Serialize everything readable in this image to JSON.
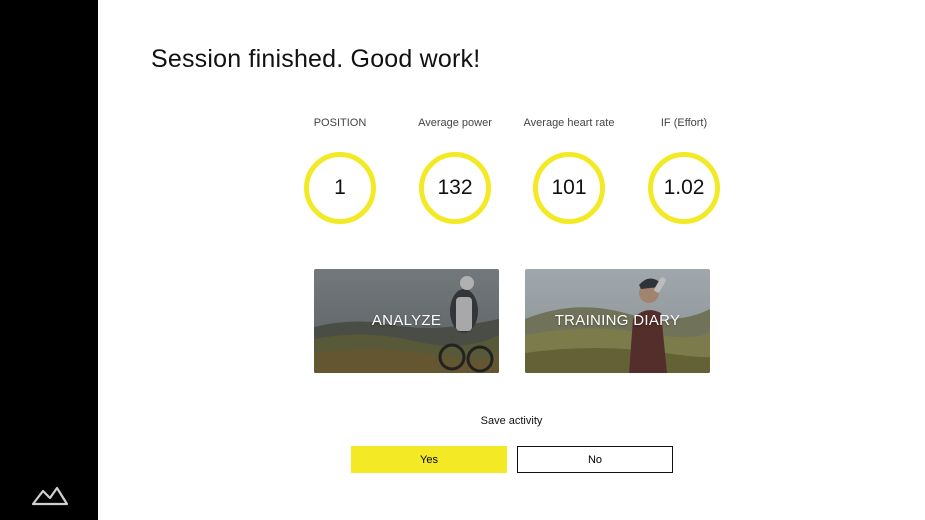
{
  "title": "Session finished. Good work!",
  "stats": [
    {
      "label": "POSITION",
      "value": "1"
    },
    {
      "label": "Average power",
      "value": "132"
    },
    {
      "label": "Average heart rate",
      "value": "101"
    },
    {
      "label": "IF (Effort)",
      "value": "1.02"
    }
  ],
  "cards": [
    {
      "label": "ANALYZE"
    },
    {
      "label": "TRAINING DIARY"
    }
  ],
  "save": {
    "label": "Save activity",
    "yes_label": "Yes",
    "no_label": "No"
  },
  "colors": {
    "accent": "#f3ea25",
    "sidebar": "#000000"
  },
  "icons": {
    "logo": "mountain-logo-icon"
  }
}
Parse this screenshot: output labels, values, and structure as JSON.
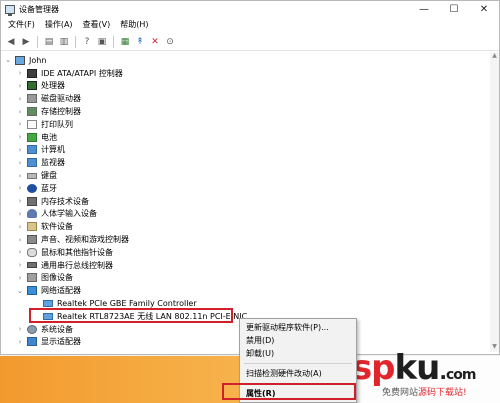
{
  "window": {
    "title": "设备管理器",
    "min": "—",
    "max": "☐",
    "close": "✕"
  },
  "menu": [
    "文件(F)",
    "操作(A)",
    "查看(V)",
    "帮助(H)"
  ],
  "toolbar": [
    "back",
    "forward",
    "properties",
    "show-hidden",
    "help",
    "scan",
    "update",
    "uninstall",
    "download"
  ],
  "tree": {
    "root": "John",
    "categories": [
      "IDE ATA/ATAPI 控制器",
      "处理器",
      "磁盘驱动器",
      "存储控制器",
      "打印队列",
      "电池",
      "计算机",
      "监视器",
      "键盘",
      "蓝牙",
      "内存技术设备",
      "人体学输入设备",
      "软件设备",
      "声音、视频和游戏控制器",
      "鼠标和其他指针设备",
      "通用串行总线控制器",
      "图像设备",
      "网络适配器"
    ],
    "network_devices": [
      "Realtek PCIe GBE Family Controller",
      "Realtek RTL8723AE 无线 LAN 802.11n PCI-E NIC"
    ],
    "after": [
      "系统设备",
      "显示适配器"
    ]
  },
  "context_menu": {
    "items": [
      "更新驱动程序软件(P)...",
      "禁用(D)",
      "卸载(U)",
      "扫描检测硬件改动(A)",
      "属性(R)"
    ]
  },
  "watermark": {
    "a": "asp",
    "k": "ku",
    "dot": ".",
    "tld": "com",
    "sub_pre": "免费网站",
    "sub": "源码下载站!"
  }
}
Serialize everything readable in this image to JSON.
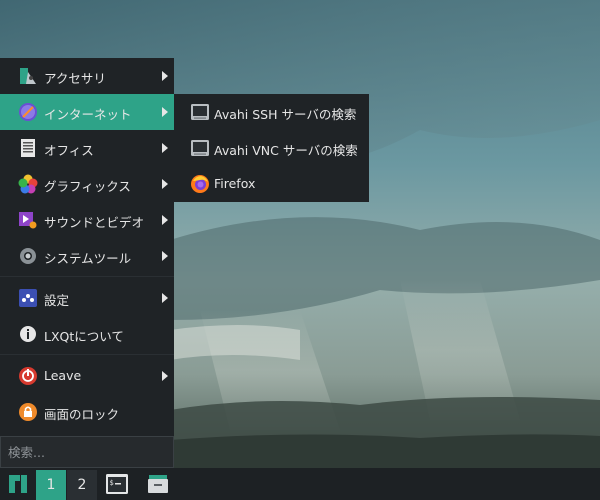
{
  "menu": {
    "items": [
      {
        "label": "アクセサリ",
        "icon": "accessories-icon",
        "submenu": true
      },
      {
        "label": "インターネット",
        "icon": "internet-icon",
        "submenu": true,
        "active": true
      },
      {
        "label": "オフィス",
        "icon": "office-icon",
        "submenu": true
      },
      {
        "label": "グラフィックス",
        "icon": "graphics-icon",
        "submenu": true
      },
      {
        "label": "サウンドとビデオ",
        "icon": "multimedia-icon",
        "submenu": true
      },
      {
        "label": "システムツール",
        "icon": "system-tools-icon",
        "submenu": true
      },
      {
        "label": "設定",
        "icon": "settings-icon",
        "submenu": true
      },
      {
        "label": "LXQtについて",
        "icon": "info-icon",
        "submenu": false
      },
      {
        "label": "Leave",
        "icon": "power-icon",
        "submenu": true
      },
      {
        "label": "画面のロック",
        "icon": "lock-icon",
        "submenu": false
      }
    ],
    "search_placeholder": "検索..."
  },
  "submenu": {
    "items": [
      {
        "label": "Avahi SSH サーバの検索",
        "icon": "network-server-icon"
      },
      {
        "label": "Avahi VNC サーバの検索",
        "icon": "network-server-icon"
      },
      {
        "label": "Firefox",
        "icon": "firefox-icon"
      }
    ]
  },
  "taskbar": {
    "desktops": [
      "1",
      "2"
    ],
    "active_desktop": "1"
  },
  "colors": {
    "accent": "#2ea388",
    "menu_bg": "#1f2326",
    "taskbar_bg": "#1d2124"
  }
}
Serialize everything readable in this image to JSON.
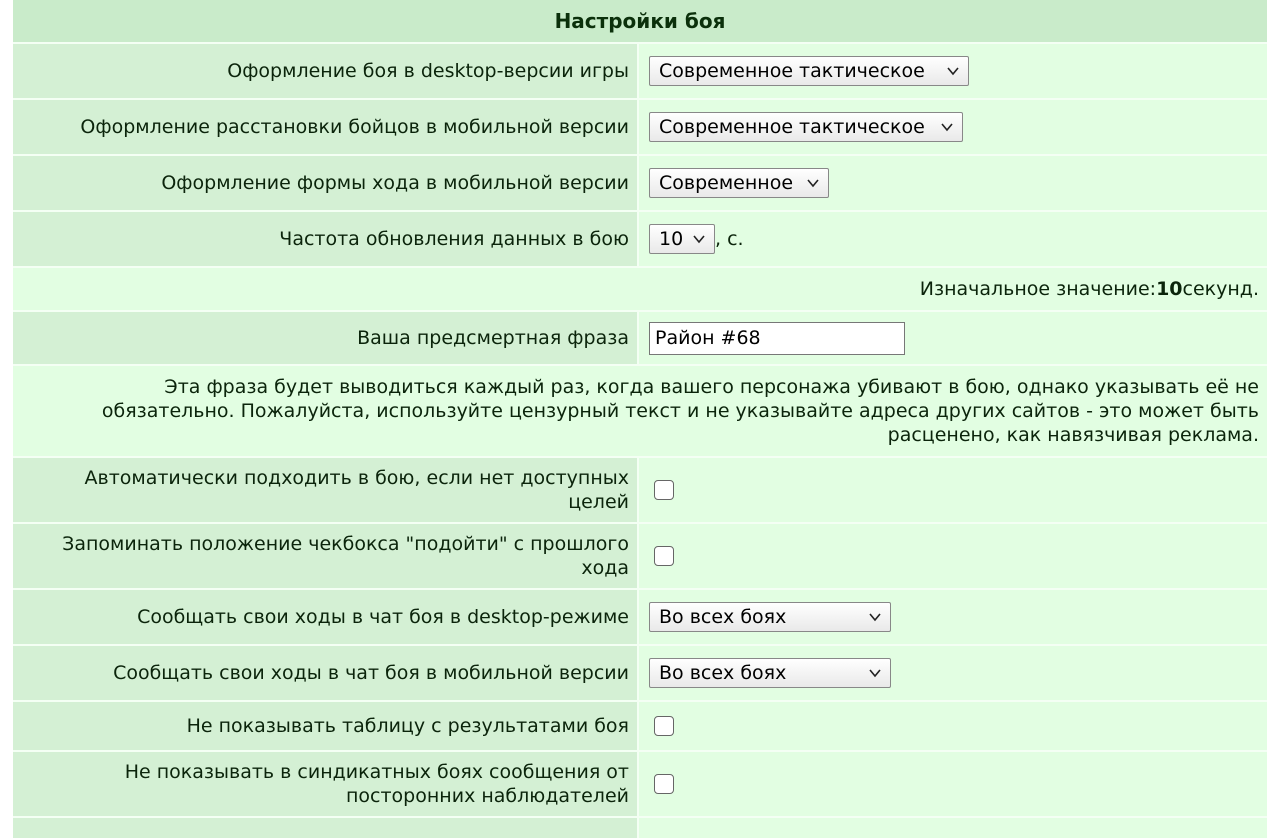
{
  "title": "Настройки боя",
  "rows": {
    "desktop_style": {
      "label": "Оформление боя в desktop-версии игры",
      "value": "Современное тактическое"
    },
    "mobile_arrange": {
      "label": "Оформление расстановки бойцов в мобильной версии",
      "value": "Современное тактическое"
    },
    "mobile_move_form": {
      "label": "Оформление формы хода в мобильной версии",
      "value": "Современное"
    },
    "refresh_rate": {
      "label": "Частота обновления данных в бою",
      "value": "10",
      "suffix": ", с."
    },
    "death_phrase": {
      "label": "Ваша предсмертная фраза",
      "value": "Район #68"
    },
    "auto_approach": {
      "label_line1": "Автоматически подходить в бою, если нет доступных",
      "label_line2": "целей",
      "checked": false
    },
    "remember_approach": {
      "label_line1": "Запоминать положение чекбокса \"подойти\" с прошлого",
      "label_line2": "хода",
      "checked": false
    },
    "chat_desktop": {
      "label": "Сообщать свои ходы в чат боя в desktop-режиме",
      "value": "Во всех боях"
    },
    "chat_mobile": {
      "label": "Сообщать свои ходы в чат боя в мобильной версии",
      "value": "Во всех боях"
    },
    "hide_results": {
      "label": "Не показывать таблицу с результатами боя",
      "checked": false
    },
    "hide_observers": {
      "label_line1": "Не показывать в синдикатных боях сообщения от",
      "label_line2": "посторонних наблюдателей",
      "checked": false
    }
  },
  "refresh_note": {
    "prefix": "Изначальное значение: ",
    "value": "10",
    "suffix": " секунд."
  },
  "phrase_note": {
    "line1": "Эта фраза будет выводиться каждый раз, когда вашего персонажа убивают в бою, однако указывать её не",
    "line2": "обязательно. Пожалуйста, используйте цензурный текст и не указывайте адреса других сайтов - это может быть",
    "line3": "расценено, как навязчивая реклама."
  },
  "icons": {
    "dropdown": "chevron-down-icon",
    "checkbox": "checkbox-icon"
  }
}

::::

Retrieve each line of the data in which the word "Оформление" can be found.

      "label": "Оформление боя в desktop-версии игры",
      "label": "Оформление расстановки бойцов в мобильной версии",
      "label": "Оформление формы хода в мобильной версии",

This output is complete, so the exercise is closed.